  2. Now click the Upload Certificate button to add the certificate.

Step #5: Configure the Domain to Use SSL

Now that the SSL certificate is uploaded, all that remains is to enable SSL support for the domain.

  1. In the Plesk menu, click on Websites & Domains.
  2. Click on the domain name.
  3. Click on Hosting Settings.
  4. Scroll down to the Security section, select the certificate to use and check the box next to SSL support.

    WinPleskSSL9

 

How to Install Varnish on Fedora 21

Varnish is a proxy and cache, or HTTP accelerator, designed to improve performance for busy, dynamic web sites. By redirecting traffic to static pages whenever possible, varnish reduces the number of dynamic page calls, thus reducing load.

Pre-Flight Check
  • These instructions are intended specifically for installing the Varnish on Fedora 21.
  • I’ll be working from a Liquid Web Self Managed Fedora 21 server with HTTPD and PHP already installed, configured, and running, and I’ll be logged in as root.

Continue reading “How to Install Varnish on Fedora 21”

How to Install Varnish on Fedora 20

Varnish is a proxy and cache, or HTTP accelerator, designed to improve performance for busy, dynamic web sites.
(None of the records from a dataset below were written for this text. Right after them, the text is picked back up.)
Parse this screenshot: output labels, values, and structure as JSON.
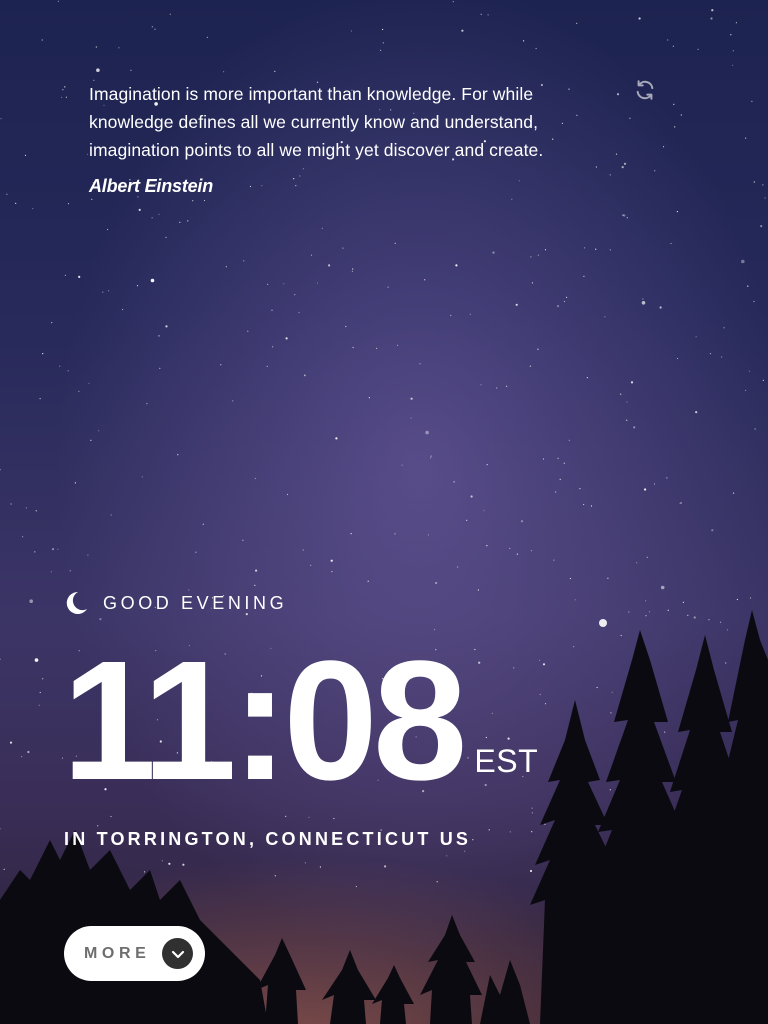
{
  "quote": {
    "text": "Imagination is more important than knowledge. For while knowledge defines all we currently know and understand, imagination points to all we might yet discover and create.",
    "author": "Albert Einstein",
    "refresh_icon": "refresh-icon"
  },
  "greeting": {
    "icon": "moon-icon",
    "text": "GOOD EVENING"
  },
  "clock": {
    "time": "11:08",
    "timezone": "EST"
  },
  "location": {
    "text": "IN TORRINGTON, CONNECTICUT US"
  },
  "more_button": {
    "label": "MORE",
    "icon": "chevron-down-icon"
  },
  "colors": {
    "text": "#ffffff",
    "button_bg": "#ffffff",
    "button_text": "#6e6e6e",
    "chevron_bg": "#303030"
  }
}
By redirecting traffic to static pages whenever possible, varnish reduces the number of dynamic page calls, thus reducing load.

Pre-Flight Check
  • These instructions are intended specifically for installing the Varnish on Fedora 20.
  • I’ll be working from a Liquid Web Self Managed Fedora 20 server with HTTPD and PHP already installed, configured, and running, and I’ll be logged in as root.

Continue reading “How to Install Varnish on Fedora 20”